It’s been a very busy year so far: I’ve added Home School duties to my list with Aurelius beginning class one and we’ve had a couple of great long term WWOOFers who have kept the productivity rolling on the home front but it hasn’t left much time for tree counting and blog writing!
Better late than never though, just before we are about to start this year’s planting push, I’ve done the rounds of the block with my trusty notepad and come up with the final survival figures for last year’s babies.
So, we had a drop in survival rates this year, which can be attributed to a number of things:
- Due to our lack of WWOOFers through the planting season last year, although we planted significantly more trees than the previous year, many of them were planted well towards the end of the season meaning that they had less chance to get established before the hot weather set in.
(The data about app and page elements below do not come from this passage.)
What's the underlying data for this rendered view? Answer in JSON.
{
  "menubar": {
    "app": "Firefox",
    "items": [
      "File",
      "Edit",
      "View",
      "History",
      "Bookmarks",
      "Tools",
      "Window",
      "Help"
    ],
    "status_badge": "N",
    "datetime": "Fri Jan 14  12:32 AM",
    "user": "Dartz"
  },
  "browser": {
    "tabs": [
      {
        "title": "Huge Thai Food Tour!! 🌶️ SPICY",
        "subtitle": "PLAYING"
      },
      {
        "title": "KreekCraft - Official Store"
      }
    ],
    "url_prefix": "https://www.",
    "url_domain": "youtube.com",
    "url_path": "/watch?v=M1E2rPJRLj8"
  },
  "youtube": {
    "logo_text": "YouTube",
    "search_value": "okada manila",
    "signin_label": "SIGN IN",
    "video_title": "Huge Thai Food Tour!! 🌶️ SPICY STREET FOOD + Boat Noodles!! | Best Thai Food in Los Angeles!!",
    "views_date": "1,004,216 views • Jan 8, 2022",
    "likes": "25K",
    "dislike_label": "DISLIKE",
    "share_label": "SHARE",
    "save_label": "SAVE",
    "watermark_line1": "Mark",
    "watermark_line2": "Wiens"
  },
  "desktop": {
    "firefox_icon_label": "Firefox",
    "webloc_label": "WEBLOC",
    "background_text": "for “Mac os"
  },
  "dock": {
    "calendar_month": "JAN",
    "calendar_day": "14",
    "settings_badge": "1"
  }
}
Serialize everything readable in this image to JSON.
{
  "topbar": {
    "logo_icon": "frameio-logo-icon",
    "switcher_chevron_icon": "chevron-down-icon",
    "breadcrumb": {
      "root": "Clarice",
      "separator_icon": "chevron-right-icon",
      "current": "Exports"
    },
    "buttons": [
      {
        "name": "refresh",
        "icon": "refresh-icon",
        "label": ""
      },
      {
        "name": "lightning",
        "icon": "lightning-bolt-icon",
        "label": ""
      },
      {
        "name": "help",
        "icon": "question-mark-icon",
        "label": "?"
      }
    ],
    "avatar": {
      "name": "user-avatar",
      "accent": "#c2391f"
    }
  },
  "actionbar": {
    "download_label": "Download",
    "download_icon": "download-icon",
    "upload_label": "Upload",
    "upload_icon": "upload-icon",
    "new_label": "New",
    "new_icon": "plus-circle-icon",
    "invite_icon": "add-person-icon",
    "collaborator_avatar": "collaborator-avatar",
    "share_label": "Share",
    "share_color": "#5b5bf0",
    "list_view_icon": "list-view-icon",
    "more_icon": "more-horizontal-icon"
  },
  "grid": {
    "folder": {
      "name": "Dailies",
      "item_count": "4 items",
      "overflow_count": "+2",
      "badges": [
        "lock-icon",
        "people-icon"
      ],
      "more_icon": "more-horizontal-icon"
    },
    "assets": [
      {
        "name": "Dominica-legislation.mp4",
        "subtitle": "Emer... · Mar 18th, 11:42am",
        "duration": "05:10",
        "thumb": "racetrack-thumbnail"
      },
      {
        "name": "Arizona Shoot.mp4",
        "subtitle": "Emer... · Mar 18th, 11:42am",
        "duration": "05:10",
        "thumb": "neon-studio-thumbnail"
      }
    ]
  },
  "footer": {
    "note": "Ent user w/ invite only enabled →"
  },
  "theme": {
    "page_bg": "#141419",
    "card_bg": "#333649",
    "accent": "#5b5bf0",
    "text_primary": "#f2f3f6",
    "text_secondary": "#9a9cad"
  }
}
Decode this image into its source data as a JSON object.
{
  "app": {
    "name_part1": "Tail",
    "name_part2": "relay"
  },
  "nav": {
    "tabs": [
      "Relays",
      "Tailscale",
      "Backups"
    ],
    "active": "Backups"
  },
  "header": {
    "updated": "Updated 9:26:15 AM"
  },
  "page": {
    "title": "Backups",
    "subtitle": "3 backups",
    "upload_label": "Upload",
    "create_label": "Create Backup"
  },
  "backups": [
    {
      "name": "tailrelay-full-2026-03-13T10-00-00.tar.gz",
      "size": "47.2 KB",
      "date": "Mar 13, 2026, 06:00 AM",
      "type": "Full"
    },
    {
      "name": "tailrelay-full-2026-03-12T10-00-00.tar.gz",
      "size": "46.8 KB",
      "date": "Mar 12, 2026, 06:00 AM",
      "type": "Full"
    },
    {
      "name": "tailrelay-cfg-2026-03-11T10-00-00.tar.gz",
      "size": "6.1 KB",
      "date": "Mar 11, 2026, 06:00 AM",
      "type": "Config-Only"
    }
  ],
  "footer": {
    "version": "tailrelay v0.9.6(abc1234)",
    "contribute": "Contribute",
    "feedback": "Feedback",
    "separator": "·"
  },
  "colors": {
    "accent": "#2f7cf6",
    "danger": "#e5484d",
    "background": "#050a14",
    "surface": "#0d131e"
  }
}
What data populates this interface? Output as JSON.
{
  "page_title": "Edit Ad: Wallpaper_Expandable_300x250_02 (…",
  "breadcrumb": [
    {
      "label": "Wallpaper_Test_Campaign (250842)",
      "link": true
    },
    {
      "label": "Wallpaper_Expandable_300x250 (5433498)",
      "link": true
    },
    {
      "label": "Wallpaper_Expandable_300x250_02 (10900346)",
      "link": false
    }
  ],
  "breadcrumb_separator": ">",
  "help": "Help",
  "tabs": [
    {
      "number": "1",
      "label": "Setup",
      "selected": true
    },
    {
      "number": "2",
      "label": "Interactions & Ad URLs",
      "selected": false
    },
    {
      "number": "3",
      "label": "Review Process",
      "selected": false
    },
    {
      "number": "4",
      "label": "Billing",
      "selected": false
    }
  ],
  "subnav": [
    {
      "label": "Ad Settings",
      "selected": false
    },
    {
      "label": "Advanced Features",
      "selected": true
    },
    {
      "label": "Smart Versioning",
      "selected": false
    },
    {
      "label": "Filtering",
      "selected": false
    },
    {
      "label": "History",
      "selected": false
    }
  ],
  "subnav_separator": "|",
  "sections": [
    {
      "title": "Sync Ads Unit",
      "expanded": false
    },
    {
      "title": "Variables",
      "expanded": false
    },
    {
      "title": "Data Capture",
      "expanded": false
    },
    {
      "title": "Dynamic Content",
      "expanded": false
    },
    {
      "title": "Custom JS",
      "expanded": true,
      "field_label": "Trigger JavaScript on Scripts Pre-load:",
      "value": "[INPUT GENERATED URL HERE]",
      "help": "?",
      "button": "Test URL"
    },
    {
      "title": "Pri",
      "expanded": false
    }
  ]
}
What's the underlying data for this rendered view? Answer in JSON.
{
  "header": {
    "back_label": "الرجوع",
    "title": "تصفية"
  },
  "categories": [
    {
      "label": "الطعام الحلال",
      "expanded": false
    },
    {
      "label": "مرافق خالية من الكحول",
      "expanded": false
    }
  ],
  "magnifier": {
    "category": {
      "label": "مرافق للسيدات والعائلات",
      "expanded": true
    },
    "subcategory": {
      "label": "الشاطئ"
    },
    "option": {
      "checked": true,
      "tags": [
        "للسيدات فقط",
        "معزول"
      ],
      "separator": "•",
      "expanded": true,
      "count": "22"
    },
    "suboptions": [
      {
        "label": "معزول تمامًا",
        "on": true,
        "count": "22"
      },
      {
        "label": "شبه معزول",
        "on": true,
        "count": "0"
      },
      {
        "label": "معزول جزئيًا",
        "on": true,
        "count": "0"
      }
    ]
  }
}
- The two last areas to be planted (‘Windbreak 3’ & ‘Hecate’s Hill’) were not hooked up to the dripper systems until early November meaning that they had to be hand watered until then. I managed to get it done most weeks, but there’s no doubt that they were less well tended than is optimal. It’s no surprise that the losses were correspondingly more severe in these zones.
- Mulching of the flat areas was not achieved until January/February (!) and none of the slopes got mulched at all (we used up 3 big round bales of pea straw just on the flats). The ‘Front Yard’ area had germinated a great amount of mustard weed which acted like a natural mulch/shade so we purposefully didn’t weed that and the losses there were less, although that was the first area planted too so they were the best established as well.
- It was a long hot summer this year. Last year’s summer was mild throughout so none of the trees were pushed to their limits really meaning that our success rate was naturally very high. This year though, we had a number of days well over 50ºC and long stretches over 45ºC. The cooler weather also took longer to come – not really hitting until well into April. This meant that all the trees were really tested by the ambient air temperature, let alone the hot winds that always come with such conditions. Some plants like the Stone Pine which came with practically no roots had no chance, others just pulled through but will hopefully prosper next year with more advanced root systems.
- On the other hand rainfall levels were fantastic. With the warmer waters of the Indian Ocean adding moisture to the hot El Nino conditions every tree that was well established the previous year has prospered. The minor losses of trees from previous years – of less established plants – encourages me to hope that most of the trees, once they make it through the first summer, can be expected to continue reasonably happily.
All in all I am very happy with the progress so far and it’s really starting to feel like a garden now – there are parts of the yard where you can look up and see green all around you which is a lovely thing. There is also a noticeably increased quantity of birdlife which is very satisfying, watching the ecosystem build up naturally with only the addition of trees. In the next couple of years, I hope we can finish planting the main body of the trees and hit my goal of 1000 trees/shrubs on the block, and as more an more trees get some size to them the shade and wind profile of the block will start changing dramatically. Exciting times.